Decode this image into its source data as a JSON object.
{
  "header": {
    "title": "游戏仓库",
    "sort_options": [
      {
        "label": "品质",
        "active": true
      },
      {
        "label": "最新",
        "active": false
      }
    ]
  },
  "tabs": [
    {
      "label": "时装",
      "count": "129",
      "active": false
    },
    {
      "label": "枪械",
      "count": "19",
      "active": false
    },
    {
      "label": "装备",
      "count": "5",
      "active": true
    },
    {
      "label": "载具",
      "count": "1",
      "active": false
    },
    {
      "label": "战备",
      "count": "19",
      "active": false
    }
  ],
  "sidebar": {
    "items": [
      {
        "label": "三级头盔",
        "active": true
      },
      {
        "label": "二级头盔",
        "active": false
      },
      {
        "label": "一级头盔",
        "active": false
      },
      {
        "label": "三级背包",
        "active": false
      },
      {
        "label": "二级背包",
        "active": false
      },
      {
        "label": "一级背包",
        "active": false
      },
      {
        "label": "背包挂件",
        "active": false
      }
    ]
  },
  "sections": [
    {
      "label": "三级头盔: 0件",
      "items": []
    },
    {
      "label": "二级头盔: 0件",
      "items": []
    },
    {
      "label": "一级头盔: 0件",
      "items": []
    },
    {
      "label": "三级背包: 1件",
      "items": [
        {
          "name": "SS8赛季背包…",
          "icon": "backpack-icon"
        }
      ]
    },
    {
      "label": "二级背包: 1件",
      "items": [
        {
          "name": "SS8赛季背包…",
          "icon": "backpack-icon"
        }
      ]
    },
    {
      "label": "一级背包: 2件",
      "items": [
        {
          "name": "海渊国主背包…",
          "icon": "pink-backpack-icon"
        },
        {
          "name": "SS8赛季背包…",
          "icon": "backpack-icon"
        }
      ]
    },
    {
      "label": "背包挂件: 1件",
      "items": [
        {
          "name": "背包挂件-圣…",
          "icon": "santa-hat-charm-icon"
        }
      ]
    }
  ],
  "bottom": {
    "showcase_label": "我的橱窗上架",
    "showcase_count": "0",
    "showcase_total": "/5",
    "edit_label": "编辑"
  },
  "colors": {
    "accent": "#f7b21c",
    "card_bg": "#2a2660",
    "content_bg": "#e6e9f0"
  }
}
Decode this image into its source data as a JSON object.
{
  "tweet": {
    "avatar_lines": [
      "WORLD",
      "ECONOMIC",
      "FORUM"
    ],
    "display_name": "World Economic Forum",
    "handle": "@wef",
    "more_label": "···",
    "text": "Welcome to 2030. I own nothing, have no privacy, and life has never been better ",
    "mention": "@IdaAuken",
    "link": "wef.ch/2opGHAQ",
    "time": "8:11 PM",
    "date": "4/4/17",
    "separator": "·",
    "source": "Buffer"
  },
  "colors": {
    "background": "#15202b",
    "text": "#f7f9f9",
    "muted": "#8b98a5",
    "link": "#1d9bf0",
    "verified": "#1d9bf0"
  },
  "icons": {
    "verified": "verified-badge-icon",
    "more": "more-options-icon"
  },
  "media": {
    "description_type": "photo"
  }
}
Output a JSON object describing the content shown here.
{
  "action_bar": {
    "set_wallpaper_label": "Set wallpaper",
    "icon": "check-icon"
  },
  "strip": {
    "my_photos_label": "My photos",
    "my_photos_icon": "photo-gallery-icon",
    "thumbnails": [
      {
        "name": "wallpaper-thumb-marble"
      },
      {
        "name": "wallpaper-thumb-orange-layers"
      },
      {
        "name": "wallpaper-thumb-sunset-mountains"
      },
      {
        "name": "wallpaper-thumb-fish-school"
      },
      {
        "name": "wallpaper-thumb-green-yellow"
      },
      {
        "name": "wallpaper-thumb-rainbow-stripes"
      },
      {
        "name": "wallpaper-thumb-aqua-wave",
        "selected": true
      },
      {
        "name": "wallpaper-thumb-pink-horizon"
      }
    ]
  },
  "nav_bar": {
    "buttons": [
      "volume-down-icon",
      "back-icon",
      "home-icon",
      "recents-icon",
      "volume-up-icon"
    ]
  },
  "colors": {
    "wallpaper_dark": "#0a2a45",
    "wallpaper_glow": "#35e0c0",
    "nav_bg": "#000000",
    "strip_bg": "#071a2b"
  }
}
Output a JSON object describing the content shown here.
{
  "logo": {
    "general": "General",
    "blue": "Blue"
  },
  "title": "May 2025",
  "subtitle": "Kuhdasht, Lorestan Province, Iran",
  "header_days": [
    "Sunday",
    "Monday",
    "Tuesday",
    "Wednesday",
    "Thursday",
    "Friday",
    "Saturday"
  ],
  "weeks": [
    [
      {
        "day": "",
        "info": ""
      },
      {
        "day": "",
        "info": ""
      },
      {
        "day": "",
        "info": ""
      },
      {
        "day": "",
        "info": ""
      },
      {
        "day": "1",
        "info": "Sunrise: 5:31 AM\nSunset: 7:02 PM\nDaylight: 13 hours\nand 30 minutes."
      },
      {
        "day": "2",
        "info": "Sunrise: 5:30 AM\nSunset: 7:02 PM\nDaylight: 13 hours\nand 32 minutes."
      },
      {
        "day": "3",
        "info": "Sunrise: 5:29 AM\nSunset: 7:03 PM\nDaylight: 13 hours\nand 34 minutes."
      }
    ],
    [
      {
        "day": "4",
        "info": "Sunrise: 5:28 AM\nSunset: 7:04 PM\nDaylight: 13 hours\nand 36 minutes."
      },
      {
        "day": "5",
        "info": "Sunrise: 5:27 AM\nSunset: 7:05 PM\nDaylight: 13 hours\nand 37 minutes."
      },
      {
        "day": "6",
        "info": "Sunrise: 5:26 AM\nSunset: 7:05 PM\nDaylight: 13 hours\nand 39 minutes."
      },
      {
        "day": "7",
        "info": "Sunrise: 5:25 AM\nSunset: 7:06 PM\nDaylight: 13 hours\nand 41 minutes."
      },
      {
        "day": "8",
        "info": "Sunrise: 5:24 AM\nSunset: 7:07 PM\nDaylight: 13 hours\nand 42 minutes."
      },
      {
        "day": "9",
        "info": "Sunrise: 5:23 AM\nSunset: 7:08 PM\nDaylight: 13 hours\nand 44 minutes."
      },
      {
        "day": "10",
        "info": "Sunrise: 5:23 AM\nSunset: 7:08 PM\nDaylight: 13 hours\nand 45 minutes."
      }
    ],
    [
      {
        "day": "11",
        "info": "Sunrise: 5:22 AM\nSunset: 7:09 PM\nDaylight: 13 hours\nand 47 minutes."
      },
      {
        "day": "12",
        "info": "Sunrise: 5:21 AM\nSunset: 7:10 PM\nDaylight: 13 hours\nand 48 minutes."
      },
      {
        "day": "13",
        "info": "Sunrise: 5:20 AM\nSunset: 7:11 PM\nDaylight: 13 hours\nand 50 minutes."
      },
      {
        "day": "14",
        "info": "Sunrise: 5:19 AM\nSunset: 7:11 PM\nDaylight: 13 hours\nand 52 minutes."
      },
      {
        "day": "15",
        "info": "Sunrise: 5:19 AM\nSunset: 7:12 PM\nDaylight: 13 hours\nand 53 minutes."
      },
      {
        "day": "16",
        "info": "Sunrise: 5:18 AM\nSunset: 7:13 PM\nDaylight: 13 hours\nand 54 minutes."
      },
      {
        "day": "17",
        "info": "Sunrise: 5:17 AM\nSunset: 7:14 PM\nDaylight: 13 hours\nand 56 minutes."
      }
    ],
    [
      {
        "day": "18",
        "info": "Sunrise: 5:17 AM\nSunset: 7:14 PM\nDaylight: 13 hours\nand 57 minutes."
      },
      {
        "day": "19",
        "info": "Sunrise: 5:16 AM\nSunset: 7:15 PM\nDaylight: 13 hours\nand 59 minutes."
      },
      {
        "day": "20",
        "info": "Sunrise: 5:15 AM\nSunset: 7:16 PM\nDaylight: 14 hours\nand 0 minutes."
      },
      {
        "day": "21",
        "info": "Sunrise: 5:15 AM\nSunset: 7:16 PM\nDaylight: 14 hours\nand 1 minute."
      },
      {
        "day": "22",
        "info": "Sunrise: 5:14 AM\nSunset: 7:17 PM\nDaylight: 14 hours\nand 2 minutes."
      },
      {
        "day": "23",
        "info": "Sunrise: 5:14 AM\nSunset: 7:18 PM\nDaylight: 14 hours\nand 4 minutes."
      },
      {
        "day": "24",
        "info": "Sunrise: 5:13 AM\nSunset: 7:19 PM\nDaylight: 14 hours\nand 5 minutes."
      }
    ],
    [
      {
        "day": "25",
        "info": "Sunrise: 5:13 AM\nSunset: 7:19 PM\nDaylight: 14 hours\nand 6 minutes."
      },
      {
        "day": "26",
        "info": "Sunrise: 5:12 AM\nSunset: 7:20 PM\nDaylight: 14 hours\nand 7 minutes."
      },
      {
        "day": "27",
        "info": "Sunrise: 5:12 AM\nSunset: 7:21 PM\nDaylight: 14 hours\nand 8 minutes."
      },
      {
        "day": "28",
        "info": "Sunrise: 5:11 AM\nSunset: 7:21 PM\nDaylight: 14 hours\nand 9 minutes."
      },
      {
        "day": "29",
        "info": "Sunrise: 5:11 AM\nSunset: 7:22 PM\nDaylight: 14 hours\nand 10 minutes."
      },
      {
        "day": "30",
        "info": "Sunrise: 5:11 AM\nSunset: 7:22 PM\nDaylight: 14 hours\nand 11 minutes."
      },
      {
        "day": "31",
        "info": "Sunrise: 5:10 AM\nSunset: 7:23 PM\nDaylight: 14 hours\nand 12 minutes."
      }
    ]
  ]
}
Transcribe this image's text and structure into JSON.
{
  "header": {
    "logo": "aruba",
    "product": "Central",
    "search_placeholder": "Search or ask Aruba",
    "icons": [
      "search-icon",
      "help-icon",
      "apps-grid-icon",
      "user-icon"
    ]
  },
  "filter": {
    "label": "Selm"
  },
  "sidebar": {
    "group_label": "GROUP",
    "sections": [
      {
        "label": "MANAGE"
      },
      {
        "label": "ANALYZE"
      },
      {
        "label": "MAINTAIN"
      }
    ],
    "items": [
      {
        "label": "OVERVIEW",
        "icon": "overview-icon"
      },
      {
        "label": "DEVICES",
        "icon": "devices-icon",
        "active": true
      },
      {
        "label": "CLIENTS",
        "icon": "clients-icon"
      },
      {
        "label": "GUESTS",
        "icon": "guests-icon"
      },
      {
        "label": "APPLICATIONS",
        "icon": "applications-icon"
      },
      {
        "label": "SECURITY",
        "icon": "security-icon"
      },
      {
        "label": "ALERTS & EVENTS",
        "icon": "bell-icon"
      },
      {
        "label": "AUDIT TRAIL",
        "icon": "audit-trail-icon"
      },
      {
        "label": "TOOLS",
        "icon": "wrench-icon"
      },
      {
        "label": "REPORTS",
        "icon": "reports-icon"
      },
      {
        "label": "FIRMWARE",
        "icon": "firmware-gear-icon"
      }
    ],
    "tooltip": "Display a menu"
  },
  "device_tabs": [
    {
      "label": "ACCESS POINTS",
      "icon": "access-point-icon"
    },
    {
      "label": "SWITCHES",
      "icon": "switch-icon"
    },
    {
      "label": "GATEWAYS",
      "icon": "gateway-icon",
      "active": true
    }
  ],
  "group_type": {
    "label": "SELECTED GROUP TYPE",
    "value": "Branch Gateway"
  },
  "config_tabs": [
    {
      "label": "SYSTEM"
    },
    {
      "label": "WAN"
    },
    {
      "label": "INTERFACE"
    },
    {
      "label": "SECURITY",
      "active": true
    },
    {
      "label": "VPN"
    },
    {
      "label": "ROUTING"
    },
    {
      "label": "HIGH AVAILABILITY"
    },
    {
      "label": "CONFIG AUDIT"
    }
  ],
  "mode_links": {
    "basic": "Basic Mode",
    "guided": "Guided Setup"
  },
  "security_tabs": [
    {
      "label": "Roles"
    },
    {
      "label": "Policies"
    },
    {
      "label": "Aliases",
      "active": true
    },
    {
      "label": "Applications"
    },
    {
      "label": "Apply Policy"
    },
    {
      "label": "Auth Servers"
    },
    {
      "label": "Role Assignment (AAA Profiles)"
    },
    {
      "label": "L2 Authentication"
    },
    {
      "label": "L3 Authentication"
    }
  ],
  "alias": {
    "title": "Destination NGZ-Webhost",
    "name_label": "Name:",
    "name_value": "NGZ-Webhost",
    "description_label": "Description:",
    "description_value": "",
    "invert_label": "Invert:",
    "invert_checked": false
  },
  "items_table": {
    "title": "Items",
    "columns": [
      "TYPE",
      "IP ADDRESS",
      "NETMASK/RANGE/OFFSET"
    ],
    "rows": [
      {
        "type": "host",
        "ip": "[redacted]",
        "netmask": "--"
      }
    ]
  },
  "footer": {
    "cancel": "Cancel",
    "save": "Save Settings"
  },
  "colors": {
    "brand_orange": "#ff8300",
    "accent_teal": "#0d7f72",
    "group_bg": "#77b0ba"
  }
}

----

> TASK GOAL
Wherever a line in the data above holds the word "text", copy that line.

> TASK OUTPUT
    "text": "Welcome to 2030. I own nothing, have no privacy, and life has never been better ",
    "text": "#f7f9f9",
Transcribe this image's text and structure into JSON.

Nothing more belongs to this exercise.